┌─ Records shown

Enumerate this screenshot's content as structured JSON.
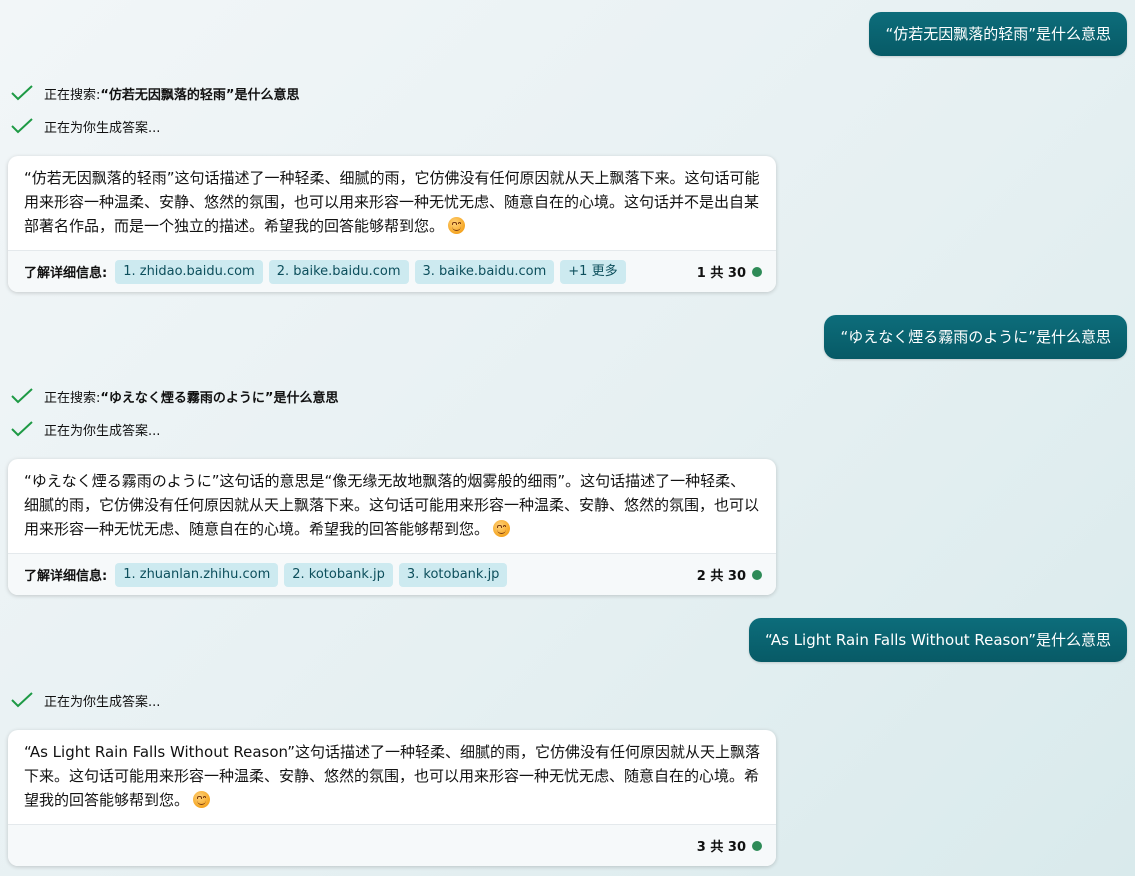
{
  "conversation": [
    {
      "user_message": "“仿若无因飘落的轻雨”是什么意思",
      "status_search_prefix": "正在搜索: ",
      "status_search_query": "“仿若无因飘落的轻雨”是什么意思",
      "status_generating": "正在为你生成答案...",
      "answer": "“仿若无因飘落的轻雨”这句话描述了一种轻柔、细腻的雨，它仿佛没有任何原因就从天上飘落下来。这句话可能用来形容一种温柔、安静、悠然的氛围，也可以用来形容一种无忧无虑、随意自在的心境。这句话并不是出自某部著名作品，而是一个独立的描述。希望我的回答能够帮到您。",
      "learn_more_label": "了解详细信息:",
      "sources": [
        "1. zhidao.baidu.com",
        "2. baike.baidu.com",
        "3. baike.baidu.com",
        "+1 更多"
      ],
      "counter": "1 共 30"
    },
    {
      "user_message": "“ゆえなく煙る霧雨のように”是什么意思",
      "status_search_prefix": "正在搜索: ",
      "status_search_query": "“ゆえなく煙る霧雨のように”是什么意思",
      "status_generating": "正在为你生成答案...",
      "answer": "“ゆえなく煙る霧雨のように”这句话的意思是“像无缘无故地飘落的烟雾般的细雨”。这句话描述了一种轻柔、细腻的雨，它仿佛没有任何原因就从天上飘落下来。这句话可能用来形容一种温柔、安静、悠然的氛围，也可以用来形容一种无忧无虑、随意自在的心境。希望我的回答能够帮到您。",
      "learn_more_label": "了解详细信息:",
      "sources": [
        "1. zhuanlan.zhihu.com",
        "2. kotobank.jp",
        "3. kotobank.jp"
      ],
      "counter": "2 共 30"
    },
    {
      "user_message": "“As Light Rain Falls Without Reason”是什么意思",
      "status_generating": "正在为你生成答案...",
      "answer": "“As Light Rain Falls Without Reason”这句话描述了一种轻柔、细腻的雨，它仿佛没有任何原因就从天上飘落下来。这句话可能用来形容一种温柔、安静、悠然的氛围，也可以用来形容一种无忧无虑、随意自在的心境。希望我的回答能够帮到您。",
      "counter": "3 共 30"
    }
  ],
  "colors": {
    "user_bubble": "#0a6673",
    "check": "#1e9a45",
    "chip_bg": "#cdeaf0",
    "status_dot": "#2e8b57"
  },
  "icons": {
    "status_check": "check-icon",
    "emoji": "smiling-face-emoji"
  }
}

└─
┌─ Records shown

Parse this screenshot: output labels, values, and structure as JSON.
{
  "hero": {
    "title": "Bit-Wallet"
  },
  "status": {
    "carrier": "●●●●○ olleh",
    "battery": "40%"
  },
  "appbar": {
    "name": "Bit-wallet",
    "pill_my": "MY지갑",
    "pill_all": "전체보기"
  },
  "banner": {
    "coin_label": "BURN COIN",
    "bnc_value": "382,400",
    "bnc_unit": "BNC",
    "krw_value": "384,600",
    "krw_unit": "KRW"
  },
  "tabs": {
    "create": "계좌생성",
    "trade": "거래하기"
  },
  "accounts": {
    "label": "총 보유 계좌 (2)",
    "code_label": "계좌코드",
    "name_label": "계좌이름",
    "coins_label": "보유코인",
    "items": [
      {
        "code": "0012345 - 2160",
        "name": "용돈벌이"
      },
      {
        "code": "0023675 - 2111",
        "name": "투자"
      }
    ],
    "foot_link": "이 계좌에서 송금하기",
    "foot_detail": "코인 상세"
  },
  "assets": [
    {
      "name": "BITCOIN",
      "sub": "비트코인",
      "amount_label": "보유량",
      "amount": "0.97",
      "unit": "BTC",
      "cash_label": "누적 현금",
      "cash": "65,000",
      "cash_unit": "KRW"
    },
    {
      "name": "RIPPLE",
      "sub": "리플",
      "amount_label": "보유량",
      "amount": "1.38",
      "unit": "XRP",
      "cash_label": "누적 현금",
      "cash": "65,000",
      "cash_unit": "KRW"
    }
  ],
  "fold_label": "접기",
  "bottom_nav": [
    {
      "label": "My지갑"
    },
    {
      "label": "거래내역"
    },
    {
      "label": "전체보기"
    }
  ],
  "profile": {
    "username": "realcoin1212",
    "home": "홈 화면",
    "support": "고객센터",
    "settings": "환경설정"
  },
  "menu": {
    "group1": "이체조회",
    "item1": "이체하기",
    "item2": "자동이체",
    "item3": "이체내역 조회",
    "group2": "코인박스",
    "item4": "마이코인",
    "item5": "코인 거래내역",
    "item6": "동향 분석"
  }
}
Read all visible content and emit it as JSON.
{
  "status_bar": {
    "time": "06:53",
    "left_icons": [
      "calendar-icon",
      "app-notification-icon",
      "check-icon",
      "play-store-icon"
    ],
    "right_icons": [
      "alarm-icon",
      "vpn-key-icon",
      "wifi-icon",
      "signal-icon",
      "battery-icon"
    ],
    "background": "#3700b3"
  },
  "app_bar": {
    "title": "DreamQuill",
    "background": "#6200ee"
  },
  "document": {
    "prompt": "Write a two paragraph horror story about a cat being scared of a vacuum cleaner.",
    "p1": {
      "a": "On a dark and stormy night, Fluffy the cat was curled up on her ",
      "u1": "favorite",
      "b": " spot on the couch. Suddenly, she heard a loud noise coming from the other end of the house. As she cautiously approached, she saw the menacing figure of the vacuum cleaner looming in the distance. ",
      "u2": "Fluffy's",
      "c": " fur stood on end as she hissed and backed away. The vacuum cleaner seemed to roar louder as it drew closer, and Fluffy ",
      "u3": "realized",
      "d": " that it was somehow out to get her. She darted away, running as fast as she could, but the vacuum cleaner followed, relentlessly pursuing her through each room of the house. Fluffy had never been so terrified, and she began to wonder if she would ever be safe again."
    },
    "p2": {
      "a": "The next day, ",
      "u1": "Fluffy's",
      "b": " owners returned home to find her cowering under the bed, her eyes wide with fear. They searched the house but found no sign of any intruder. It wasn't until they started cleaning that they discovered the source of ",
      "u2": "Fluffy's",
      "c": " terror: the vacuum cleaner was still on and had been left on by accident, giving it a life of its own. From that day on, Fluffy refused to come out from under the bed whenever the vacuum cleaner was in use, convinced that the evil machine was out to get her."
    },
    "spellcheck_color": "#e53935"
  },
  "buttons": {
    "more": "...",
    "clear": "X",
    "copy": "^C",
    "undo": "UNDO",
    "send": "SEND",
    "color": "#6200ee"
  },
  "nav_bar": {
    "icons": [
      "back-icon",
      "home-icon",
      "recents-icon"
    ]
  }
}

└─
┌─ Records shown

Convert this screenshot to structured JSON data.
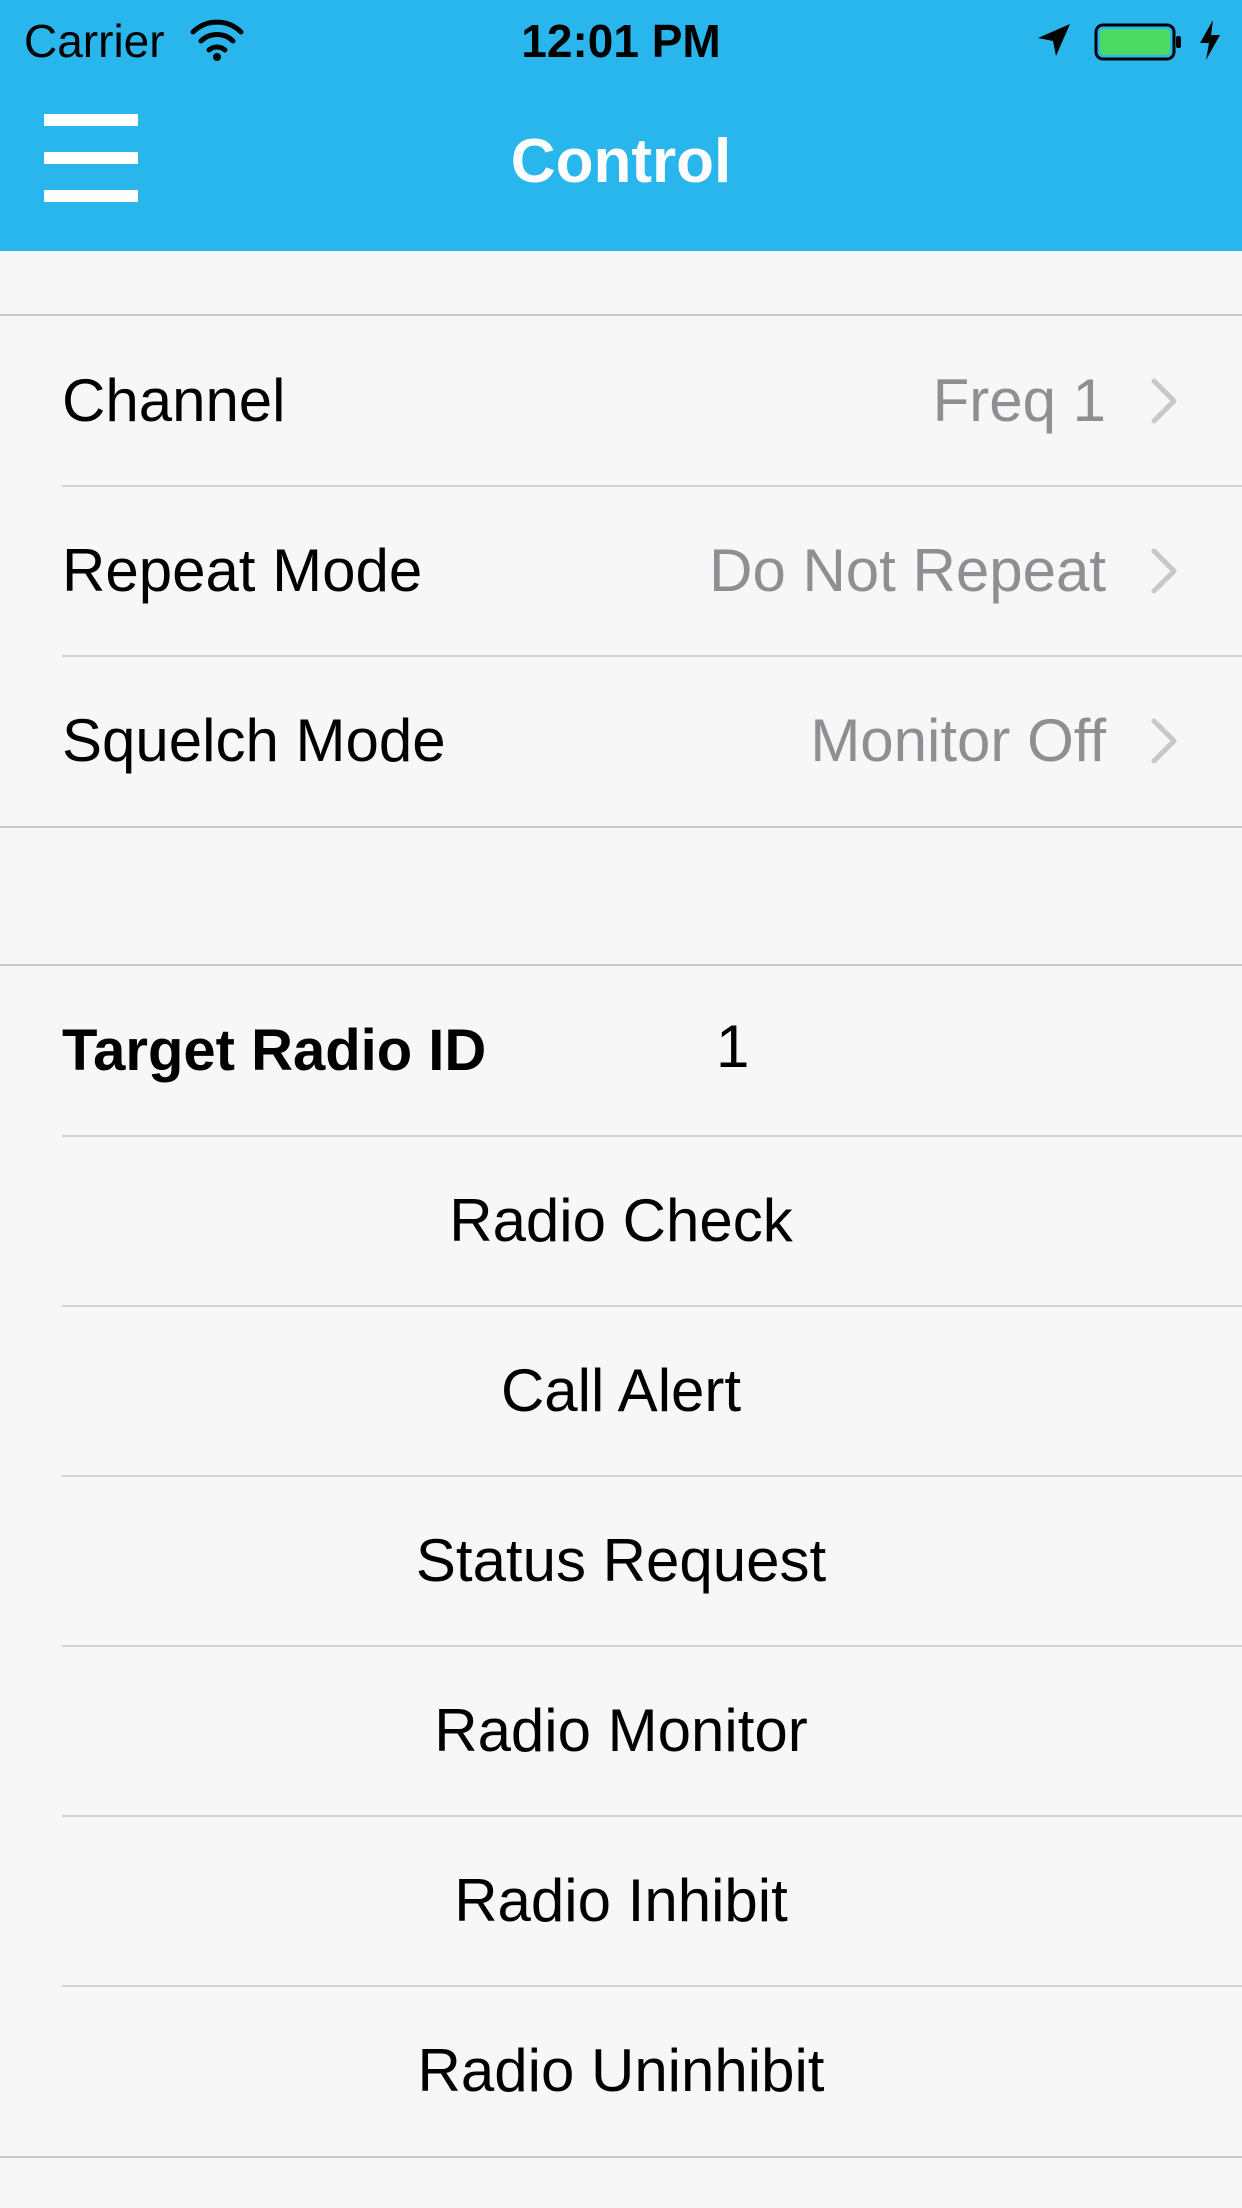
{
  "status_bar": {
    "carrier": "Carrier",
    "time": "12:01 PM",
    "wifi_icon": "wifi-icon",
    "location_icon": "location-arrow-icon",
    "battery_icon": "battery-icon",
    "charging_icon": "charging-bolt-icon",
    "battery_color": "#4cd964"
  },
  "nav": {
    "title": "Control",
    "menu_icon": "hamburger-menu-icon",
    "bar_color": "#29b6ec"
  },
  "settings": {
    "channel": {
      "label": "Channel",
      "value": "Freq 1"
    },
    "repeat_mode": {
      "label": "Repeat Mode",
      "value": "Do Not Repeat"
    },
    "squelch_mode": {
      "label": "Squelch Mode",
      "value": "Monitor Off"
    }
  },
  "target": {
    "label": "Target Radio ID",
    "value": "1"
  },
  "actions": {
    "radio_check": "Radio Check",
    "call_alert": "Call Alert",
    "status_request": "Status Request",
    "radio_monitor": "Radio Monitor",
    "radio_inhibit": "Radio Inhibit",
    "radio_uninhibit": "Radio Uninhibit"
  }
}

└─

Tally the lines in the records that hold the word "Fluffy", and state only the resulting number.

7